Each line from the one bearing "Parse this screenshot: output" through the last line of the entries below should be returned exactly, with pictures left out.

◆ ◆ ◆

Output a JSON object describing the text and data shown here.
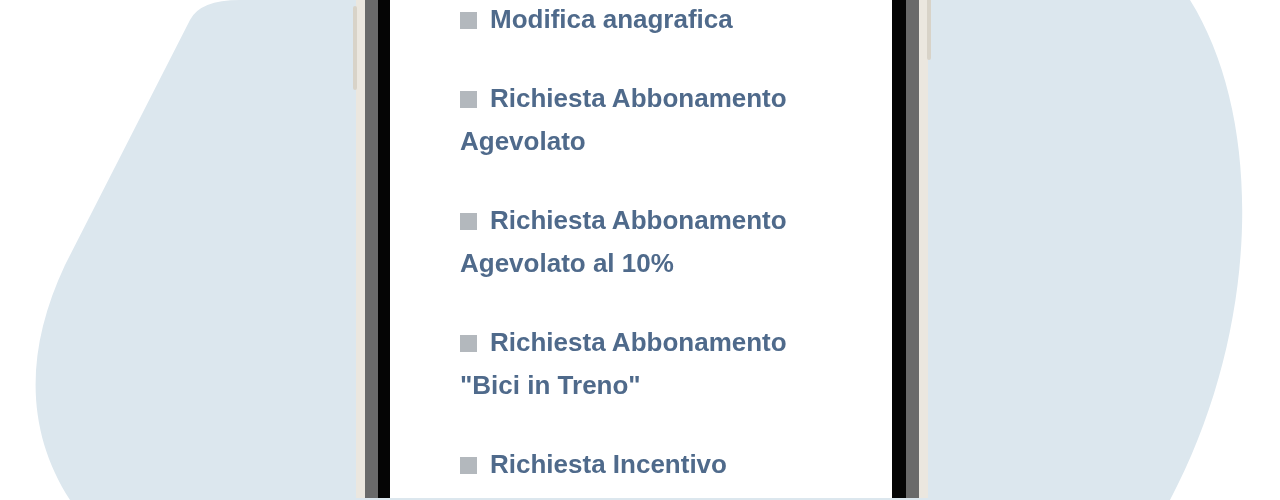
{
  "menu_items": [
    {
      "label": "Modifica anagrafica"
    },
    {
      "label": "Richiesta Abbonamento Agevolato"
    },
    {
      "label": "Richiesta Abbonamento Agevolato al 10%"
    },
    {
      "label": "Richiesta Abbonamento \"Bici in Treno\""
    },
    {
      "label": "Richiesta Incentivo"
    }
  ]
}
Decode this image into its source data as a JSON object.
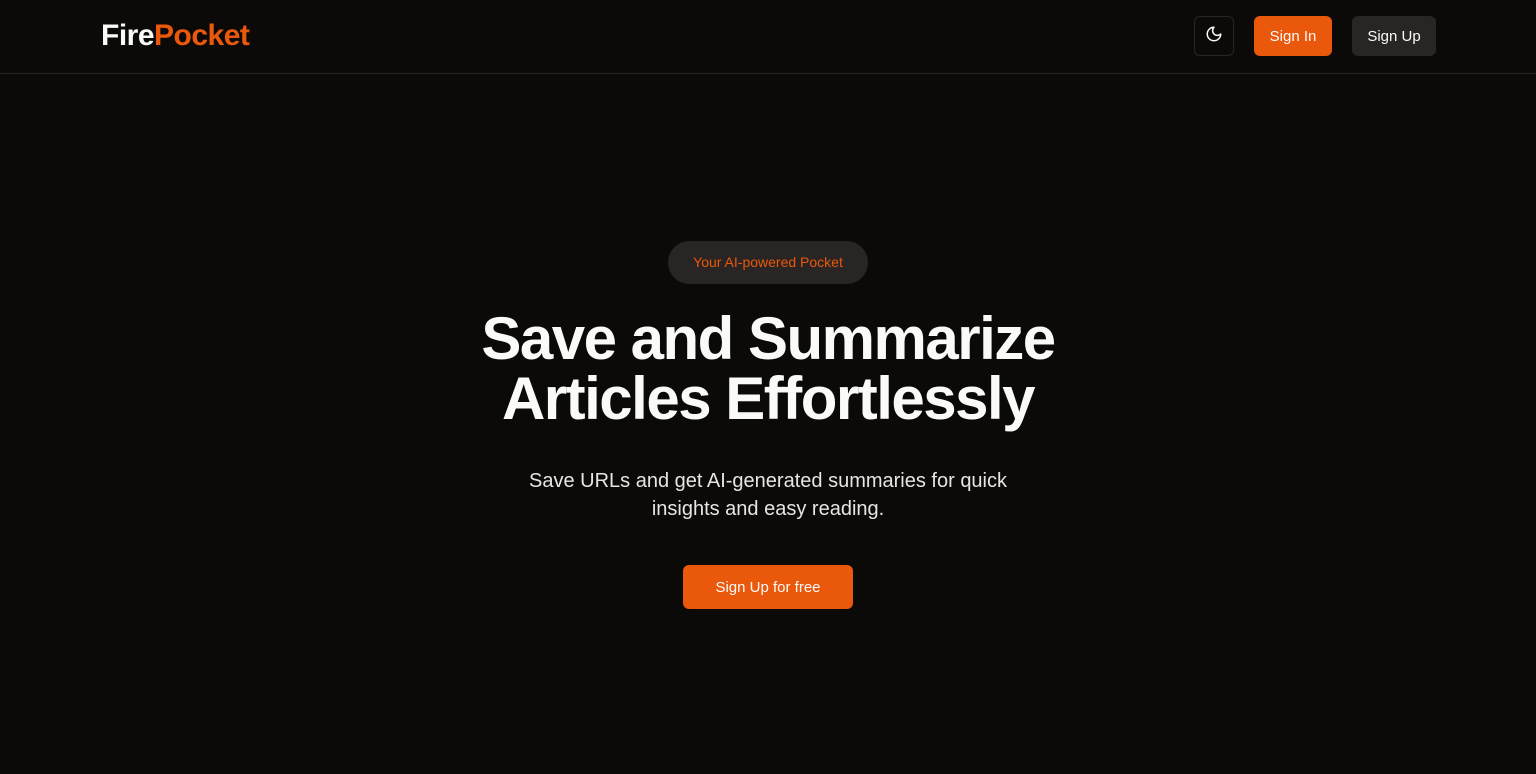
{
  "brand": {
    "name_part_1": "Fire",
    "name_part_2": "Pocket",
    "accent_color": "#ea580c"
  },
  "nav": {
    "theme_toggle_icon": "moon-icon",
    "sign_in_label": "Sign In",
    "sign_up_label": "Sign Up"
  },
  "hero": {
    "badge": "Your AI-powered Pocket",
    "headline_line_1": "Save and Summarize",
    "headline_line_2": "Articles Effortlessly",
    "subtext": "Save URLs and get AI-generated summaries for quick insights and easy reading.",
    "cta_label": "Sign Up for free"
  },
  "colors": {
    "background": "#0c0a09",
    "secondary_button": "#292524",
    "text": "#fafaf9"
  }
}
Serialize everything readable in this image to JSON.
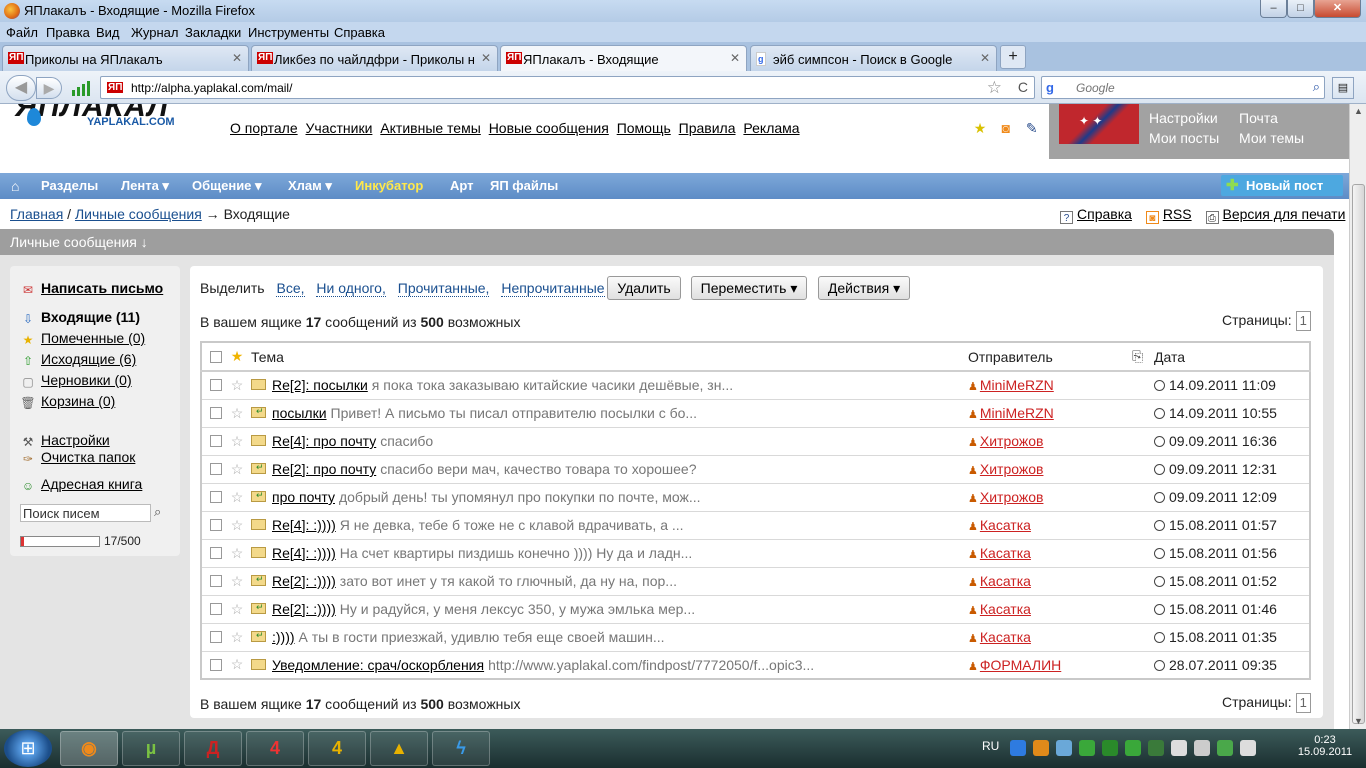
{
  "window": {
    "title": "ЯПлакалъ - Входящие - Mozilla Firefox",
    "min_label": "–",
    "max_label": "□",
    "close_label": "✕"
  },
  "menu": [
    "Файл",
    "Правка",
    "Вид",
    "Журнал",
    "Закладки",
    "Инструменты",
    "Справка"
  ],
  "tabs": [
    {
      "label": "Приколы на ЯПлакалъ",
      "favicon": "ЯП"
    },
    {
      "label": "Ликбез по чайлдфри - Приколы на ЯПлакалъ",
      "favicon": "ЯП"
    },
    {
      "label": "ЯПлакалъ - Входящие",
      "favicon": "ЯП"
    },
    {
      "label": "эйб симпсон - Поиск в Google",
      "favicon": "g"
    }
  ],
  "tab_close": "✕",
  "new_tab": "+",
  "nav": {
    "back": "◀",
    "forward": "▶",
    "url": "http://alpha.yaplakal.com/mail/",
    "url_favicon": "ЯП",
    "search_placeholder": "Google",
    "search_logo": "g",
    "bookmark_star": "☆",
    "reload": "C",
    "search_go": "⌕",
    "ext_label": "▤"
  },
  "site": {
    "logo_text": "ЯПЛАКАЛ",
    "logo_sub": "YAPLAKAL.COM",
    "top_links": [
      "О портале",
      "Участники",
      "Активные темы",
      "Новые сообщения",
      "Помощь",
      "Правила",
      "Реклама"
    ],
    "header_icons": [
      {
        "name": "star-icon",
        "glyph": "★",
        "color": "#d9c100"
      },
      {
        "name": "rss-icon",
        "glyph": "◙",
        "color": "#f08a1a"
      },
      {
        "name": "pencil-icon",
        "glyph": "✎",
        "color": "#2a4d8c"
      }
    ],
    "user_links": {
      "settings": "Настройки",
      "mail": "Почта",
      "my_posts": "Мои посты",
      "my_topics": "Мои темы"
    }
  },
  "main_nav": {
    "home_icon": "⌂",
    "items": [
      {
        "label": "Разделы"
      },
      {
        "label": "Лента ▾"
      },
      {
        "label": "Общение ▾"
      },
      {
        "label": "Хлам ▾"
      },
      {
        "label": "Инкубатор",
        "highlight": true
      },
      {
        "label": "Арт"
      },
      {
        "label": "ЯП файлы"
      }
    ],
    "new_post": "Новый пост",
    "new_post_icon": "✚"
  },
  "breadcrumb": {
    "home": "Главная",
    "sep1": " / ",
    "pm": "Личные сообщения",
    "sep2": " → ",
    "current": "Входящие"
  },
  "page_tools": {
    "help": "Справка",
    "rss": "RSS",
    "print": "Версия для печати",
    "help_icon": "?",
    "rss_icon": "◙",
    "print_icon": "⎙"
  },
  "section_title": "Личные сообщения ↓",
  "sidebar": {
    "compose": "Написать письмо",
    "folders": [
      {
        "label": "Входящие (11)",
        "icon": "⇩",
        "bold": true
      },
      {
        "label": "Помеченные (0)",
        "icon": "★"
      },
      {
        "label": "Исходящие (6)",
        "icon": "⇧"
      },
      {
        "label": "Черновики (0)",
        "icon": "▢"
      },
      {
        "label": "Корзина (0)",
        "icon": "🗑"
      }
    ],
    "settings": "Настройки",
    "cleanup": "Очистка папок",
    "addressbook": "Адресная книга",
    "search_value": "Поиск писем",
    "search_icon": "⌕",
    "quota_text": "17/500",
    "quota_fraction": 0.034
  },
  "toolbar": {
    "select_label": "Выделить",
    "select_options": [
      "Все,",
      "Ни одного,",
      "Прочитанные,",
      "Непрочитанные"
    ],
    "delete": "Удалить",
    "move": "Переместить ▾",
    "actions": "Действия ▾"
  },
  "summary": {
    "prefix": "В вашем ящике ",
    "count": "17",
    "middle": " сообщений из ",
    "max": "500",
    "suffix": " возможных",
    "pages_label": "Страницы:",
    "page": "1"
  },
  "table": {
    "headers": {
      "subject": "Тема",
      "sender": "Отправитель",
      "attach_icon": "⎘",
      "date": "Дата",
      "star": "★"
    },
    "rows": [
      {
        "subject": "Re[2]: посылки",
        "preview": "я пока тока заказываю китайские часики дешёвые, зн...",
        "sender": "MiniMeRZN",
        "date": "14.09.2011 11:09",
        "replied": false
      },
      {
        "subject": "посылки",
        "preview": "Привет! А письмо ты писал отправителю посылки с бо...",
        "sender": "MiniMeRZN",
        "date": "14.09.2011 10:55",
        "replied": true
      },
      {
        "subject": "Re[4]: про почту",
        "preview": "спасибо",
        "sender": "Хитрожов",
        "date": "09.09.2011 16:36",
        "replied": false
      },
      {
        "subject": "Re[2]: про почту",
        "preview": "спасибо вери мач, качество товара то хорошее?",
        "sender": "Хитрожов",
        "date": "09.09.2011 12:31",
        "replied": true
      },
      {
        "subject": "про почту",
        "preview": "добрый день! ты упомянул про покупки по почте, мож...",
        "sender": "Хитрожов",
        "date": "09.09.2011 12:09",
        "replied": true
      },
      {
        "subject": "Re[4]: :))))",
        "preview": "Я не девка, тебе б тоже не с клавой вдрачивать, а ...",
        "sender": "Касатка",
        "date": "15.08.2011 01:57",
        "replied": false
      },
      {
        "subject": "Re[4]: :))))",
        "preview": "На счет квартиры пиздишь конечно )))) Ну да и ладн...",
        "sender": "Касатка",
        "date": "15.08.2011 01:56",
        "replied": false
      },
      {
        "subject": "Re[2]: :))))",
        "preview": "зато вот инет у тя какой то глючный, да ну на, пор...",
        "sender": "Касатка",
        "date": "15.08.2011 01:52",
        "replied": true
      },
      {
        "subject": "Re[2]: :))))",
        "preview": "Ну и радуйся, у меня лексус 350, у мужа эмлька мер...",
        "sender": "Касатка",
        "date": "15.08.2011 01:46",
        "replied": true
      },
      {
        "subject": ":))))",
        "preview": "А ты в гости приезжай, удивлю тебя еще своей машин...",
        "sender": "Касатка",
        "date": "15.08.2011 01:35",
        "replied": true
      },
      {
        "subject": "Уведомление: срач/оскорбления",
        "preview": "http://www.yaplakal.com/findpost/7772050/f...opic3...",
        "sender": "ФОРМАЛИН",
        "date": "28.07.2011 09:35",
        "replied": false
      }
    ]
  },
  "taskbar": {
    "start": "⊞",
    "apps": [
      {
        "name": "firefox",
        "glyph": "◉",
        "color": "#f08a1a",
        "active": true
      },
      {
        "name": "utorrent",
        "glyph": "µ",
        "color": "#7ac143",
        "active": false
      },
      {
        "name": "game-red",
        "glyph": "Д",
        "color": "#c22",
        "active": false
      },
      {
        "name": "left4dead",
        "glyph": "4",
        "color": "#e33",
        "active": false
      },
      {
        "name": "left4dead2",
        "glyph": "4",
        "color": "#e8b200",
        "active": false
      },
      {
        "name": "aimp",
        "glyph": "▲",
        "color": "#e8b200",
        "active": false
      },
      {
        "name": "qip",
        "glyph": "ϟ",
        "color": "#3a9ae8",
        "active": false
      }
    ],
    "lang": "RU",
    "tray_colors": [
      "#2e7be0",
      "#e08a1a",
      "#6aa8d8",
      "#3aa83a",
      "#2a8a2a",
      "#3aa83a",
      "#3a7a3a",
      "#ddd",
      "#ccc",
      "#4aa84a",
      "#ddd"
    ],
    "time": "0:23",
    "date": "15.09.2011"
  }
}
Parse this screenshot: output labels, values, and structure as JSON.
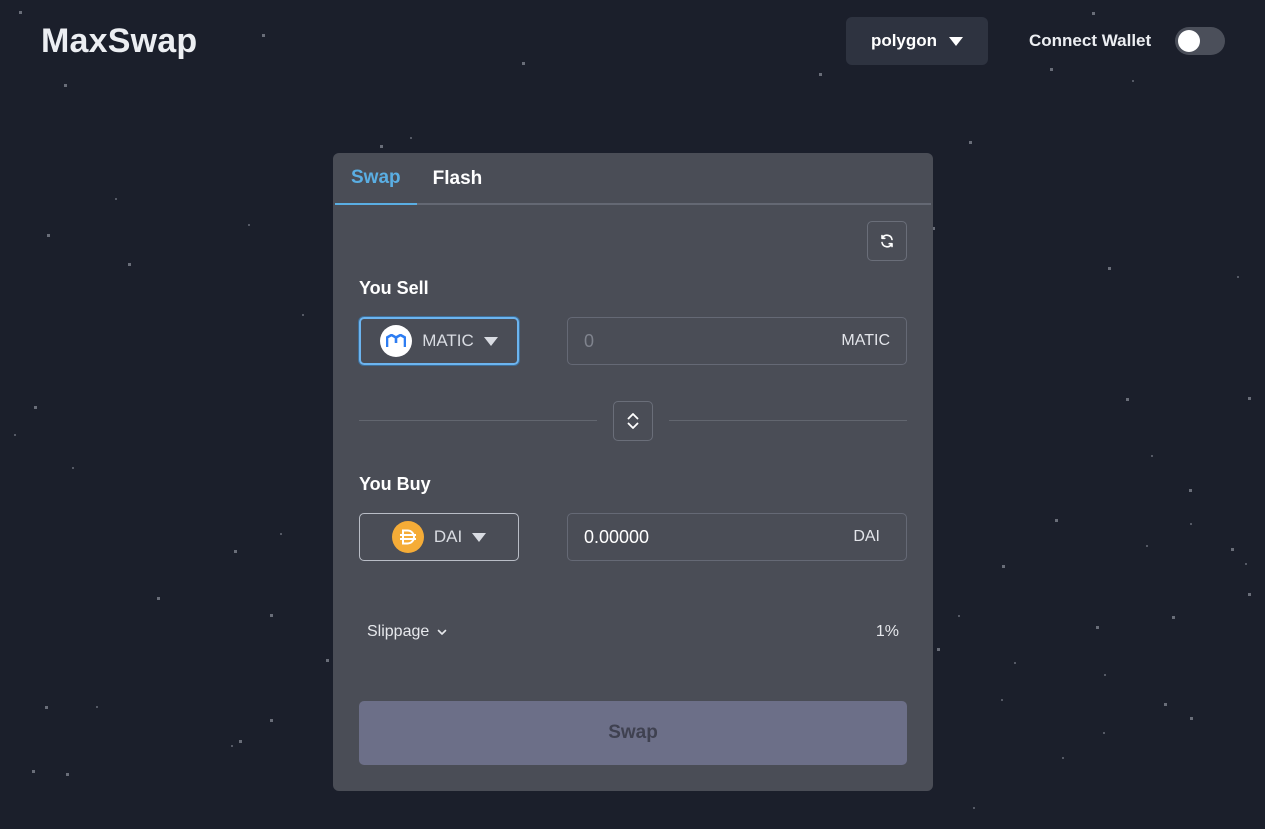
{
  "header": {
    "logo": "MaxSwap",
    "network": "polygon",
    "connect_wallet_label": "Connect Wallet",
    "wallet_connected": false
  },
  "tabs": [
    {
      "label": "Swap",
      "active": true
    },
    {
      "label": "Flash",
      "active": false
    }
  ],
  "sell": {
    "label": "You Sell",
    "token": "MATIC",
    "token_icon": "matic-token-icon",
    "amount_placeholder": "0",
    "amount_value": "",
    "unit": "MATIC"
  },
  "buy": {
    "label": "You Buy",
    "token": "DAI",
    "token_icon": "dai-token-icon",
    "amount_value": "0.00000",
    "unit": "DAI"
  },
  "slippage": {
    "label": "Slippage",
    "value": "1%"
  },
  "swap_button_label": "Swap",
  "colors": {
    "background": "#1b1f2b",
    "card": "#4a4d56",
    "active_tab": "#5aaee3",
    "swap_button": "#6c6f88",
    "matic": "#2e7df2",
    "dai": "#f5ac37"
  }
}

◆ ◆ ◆

#### [WRITTEN SOLUTION]
Parse this screenshot: output labels, values, and structure as JSON.
{
  "header": {
    "logo": "MaxSwap",
    "network": "polygon",
    "connect_wallet_label": "Connect Wallet",
    "wallet_connected": false
  },
  "tabs": [
    {
      "label": "Swap",
      "active": true
    },
    {
      "label": "Flash",
      "active": false
    }
  ],
  "sell": {
    "label": "You Sell",
    "token": "MATIC",
    "token_icon": "matic-token-icon",
    "amount_placeholder": "0",
    "amount_value": "",
    "unit": "MATIC"
  },
  "buy": {
    "label": "You Buy",
    "token": "DAI",
    "token_icon": "dai-token-icon",
    "amount_value": "0.00000",
    "unit": "DAI"
  },
  "slippage": {
    "label": "Slippage",
    "value": "1%"
  },
  "swap_button_label": "Swap",
  "colors": {
    "background": "#1b1f2b",
    "card": "#4a4d56",
    "active_tab": "#5aaee3",
    "swap_button": "#6c6f88",
    "matic": "#2e7df2",
    "dai": "#f5ac37"
  }
}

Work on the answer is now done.